A while ago, consensus was reached that open-ended puzzles are no longer welcome on our site. That means, if a question has no absolute "best possible" answer, so that any answer could conceivably be outdone in the future, then we're supposed to close it as too open-ended to work well here: there's no way to know when/whether an answer is optimal, and there could conceivably be arbitrarily many different answers.
We still have an optimization tag, though, and not every "find the least/most/largest/smallest" puzzle is off-topic. Quite often such puzzles have an answer which is provably correct. Hence why I posted an answer on that previous meta thread to clarify exactly what "open-ended" means. I also said:
If an absolute best answer exists and seems likely to be provable, then it's not open-ended: even if some answers are posted with successively better but non-optimal solutions, those are partial answers with increasing progress towards an upper/lower bound, not just iterations in an open-ended answer stream.
Nowhere on that meta thread was anything said about deleting answers. (You can check by searching "delet" on the whole page.) However, a few hours ago one of our moderators deleted all answers to this question except the one which brute-forced all possibilities with a computer - including the optimal answer which Bass skilfully found, as well as other answers which were optimal at the time of posting. The deletions were justified by the following comments:
Based on the rules established by this meta post and the consensus around it, an answer must have justification for why the solution is optimal. Without that, this is a comment, not an answer.

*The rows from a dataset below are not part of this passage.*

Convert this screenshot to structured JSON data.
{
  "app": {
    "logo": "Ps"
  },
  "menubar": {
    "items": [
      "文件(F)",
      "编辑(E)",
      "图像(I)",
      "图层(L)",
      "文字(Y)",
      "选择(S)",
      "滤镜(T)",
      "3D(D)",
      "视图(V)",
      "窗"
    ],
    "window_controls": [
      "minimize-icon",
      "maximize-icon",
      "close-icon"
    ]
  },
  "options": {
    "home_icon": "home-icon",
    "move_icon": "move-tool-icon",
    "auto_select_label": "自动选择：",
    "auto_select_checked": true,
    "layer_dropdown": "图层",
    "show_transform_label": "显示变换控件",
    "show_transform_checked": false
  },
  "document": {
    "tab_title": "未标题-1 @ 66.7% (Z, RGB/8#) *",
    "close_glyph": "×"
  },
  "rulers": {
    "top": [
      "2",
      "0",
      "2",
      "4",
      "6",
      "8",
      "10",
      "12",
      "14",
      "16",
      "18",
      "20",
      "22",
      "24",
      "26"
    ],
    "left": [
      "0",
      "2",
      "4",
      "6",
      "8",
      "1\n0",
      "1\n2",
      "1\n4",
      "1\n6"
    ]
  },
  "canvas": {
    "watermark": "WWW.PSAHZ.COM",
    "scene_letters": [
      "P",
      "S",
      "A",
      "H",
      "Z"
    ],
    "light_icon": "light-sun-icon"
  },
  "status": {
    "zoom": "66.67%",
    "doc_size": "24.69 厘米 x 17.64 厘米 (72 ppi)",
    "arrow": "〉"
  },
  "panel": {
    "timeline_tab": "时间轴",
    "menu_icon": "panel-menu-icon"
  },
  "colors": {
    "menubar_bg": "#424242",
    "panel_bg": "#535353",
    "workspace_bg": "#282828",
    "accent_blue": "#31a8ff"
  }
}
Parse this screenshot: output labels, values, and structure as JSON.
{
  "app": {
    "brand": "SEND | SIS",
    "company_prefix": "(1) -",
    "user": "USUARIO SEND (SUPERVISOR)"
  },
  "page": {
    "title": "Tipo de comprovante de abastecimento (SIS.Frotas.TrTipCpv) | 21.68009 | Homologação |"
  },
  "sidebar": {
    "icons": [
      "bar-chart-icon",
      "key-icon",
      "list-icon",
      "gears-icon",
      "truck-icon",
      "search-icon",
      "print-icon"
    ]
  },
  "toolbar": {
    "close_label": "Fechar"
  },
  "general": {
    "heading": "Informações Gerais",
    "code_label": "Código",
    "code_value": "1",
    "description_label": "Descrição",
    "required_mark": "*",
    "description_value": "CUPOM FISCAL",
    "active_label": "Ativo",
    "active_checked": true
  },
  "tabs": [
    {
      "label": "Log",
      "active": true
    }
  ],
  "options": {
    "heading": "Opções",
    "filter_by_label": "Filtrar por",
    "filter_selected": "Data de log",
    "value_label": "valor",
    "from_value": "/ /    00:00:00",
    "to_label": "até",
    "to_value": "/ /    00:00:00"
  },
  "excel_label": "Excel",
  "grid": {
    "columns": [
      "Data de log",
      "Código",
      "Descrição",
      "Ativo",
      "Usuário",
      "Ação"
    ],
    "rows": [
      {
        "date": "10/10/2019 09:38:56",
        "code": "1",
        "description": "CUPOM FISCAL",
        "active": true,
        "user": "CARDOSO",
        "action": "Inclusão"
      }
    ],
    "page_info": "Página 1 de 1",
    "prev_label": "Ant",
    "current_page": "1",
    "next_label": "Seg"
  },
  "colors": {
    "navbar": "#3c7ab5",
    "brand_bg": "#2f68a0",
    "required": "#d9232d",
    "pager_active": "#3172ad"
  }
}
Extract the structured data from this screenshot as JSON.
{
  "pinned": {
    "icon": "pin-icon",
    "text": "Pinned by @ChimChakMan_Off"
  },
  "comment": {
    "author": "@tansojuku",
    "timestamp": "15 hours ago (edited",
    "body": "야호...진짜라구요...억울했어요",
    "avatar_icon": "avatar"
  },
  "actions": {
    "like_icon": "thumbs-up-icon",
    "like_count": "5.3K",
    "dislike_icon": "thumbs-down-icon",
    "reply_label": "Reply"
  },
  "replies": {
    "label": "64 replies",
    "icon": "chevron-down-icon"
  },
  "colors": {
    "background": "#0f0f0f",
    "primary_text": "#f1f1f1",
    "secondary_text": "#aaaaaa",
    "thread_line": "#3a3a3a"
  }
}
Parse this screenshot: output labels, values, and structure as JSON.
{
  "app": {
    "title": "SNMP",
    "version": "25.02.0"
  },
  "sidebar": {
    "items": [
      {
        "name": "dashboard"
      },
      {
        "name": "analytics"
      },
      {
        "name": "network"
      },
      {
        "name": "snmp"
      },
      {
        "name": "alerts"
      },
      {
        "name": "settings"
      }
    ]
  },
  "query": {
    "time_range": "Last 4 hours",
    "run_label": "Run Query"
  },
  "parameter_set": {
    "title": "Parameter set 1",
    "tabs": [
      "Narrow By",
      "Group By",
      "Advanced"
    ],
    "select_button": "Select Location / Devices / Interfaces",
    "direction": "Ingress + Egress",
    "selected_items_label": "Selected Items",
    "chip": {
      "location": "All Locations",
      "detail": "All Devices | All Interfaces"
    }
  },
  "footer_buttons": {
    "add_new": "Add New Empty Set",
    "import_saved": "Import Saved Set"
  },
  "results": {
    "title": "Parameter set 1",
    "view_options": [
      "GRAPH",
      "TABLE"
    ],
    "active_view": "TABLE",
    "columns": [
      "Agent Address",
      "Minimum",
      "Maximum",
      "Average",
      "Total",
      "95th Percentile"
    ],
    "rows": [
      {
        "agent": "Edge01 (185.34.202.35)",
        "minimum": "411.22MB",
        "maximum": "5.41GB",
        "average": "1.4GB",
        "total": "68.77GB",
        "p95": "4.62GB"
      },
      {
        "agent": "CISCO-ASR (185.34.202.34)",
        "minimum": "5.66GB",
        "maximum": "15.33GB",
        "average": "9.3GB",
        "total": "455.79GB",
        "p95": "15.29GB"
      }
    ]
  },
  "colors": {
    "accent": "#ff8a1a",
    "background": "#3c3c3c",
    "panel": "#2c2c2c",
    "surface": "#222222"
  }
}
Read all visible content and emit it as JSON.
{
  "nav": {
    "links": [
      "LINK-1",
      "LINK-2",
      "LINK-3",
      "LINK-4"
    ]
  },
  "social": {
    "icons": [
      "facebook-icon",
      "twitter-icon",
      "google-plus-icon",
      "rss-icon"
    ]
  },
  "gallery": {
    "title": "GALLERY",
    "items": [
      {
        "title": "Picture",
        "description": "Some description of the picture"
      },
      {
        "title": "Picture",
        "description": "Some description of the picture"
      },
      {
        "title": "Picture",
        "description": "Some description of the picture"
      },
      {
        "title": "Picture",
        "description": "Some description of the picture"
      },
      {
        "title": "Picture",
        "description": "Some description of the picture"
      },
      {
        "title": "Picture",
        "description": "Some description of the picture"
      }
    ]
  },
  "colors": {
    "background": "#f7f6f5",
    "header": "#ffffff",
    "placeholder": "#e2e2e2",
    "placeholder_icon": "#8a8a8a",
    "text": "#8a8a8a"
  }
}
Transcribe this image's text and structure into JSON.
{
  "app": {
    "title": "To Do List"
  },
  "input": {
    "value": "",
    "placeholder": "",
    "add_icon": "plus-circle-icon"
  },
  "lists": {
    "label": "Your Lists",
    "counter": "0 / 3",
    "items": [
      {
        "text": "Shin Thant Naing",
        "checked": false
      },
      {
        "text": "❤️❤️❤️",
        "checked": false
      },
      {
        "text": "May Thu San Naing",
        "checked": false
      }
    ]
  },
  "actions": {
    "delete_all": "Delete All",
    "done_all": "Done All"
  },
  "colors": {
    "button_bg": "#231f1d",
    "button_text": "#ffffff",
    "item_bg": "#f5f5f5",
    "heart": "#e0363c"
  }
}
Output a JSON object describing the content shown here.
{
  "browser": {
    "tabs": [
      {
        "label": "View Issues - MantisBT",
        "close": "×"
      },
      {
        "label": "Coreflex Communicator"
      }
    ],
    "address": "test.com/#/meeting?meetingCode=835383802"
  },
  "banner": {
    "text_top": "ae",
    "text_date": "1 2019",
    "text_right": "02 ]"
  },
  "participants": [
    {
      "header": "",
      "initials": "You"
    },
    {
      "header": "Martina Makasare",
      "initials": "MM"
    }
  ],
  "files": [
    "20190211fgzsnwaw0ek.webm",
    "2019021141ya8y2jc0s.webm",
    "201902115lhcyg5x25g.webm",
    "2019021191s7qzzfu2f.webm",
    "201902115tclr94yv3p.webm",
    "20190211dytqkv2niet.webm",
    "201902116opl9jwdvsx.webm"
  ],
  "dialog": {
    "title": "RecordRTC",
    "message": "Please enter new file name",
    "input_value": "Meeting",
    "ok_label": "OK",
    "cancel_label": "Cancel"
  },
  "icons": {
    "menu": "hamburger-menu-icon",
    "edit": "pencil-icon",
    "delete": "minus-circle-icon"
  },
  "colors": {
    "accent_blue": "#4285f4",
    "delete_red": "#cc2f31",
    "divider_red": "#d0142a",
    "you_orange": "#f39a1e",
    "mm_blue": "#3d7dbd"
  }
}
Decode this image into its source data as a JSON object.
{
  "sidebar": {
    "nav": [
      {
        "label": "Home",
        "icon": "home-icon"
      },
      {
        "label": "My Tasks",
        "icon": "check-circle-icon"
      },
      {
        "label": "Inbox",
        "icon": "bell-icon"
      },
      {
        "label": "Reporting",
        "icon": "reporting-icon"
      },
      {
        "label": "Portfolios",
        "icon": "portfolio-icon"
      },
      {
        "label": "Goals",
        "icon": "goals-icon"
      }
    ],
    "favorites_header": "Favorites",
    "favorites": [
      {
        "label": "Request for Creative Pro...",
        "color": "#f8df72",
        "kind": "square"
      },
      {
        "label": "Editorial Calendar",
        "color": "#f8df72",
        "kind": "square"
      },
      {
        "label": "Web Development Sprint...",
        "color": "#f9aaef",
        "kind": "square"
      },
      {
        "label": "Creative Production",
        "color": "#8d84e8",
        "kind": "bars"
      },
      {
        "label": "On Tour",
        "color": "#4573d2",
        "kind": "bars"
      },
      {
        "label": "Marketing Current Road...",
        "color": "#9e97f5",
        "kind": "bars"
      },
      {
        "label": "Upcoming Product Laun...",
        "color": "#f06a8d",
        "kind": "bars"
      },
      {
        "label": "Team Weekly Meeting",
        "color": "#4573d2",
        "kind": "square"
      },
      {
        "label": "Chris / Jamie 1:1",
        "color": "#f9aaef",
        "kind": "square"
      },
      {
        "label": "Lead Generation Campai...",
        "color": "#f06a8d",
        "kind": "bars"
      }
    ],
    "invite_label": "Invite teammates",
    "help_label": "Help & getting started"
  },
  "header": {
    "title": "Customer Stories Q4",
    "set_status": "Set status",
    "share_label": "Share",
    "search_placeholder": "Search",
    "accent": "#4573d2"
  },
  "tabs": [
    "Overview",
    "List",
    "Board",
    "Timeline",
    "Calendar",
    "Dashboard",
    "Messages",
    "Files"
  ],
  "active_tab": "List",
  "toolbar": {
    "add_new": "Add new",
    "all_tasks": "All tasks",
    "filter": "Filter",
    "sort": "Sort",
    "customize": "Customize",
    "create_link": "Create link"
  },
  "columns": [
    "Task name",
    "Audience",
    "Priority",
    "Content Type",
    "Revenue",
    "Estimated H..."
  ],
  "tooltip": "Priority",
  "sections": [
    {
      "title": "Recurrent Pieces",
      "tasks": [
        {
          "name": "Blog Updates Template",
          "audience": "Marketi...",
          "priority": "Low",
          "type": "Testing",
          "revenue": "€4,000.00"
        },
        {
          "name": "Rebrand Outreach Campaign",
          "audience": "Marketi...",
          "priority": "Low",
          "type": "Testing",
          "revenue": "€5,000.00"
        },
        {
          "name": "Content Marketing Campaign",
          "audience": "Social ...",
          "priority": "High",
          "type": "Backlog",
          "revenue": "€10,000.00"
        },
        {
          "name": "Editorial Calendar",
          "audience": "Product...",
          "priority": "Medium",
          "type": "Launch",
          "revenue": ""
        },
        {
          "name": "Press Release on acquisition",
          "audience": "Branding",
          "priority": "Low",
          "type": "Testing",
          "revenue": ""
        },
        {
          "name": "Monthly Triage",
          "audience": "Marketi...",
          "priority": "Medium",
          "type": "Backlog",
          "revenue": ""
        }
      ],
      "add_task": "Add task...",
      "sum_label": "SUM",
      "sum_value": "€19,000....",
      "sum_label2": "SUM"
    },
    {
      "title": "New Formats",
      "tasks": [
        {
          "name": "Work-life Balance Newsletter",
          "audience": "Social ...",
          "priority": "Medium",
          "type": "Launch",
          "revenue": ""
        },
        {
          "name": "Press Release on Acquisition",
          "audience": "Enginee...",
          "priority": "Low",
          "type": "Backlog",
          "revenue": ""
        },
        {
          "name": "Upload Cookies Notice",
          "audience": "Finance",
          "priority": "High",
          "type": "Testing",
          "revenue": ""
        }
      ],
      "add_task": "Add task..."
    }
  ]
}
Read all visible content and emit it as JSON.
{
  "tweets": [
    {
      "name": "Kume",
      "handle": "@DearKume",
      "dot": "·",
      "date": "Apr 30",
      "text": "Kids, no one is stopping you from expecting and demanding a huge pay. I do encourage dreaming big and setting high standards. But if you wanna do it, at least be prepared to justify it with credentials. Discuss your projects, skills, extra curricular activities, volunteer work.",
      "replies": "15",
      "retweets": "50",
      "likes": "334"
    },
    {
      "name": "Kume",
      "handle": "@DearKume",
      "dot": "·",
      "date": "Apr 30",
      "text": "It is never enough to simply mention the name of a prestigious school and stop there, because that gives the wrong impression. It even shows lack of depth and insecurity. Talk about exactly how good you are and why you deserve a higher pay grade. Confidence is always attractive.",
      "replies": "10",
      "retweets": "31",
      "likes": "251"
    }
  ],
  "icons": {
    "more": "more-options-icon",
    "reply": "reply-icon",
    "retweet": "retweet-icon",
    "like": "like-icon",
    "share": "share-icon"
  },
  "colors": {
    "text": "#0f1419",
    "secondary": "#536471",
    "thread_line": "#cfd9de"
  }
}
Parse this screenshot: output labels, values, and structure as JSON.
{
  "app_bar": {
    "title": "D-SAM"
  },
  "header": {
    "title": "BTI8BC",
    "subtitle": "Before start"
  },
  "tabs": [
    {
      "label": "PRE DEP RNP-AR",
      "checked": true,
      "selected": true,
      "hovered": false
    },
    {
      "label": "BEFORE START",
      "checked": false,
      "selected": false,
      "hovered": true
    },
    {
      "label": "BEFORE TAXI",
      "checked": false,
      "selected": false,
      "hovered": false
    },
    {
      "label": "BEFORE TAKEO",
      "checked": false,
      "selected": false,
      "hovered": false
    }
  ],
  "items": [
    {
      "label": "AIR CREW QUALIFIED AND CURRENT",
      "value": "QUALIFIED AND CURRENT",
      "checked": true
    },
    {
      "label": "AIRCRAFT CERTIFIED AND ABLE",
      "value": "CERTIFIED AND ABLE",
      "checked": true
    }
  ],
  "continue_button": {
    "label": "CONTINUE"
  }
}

Apparently the "rules" he was thinking of was the following quote from that previous meta:
Optimization questions should have a provably best answer (ideally, not one that needs heavy programming or mathematics to prove, in the same way that we currently don't want puzzles that require heavy programming or mathematics to solve). Answers should come with justification of why they are optimal; an answer without this is not a full answer, but more of a comment.
But since the main discussion was about closing open-ended questions, it's arguable whether there's a clear consensus on deleting certain answers to non-open-ended questions as well. Neither the quote just above from Deusovi's answer, nor the other one from my answer, received any disagreement from the community ... however, they weren't really integral parts of the discussion, which was primarily about the handling of certain questions rather than certain answers to different questions. So here's a new meta to get consensus on this point.
If an optimisation-type puzzle is NOT open-ended, and answers are posted which give bounds on the solution WITHOUT proving optimality, should those answers be deleted?
- Q: Find the smallest possible number of X needed to satisfy Y.
- A1: Here's a way of getting Y with seven X.
- A2: Here's a trick that enables Y with six X.
- A3: Here's a proof that it can't be done with four X.
- A4: Here's a proof that six X is the least possible.
After (or even before?) A4 is posted, should any or all of the other answers be deleted? A4 is the only one that proves optimality, but the others all establish bounds, A2 is the actual optimal solution (only without proof), and A1 was the best solution found at the time of posting.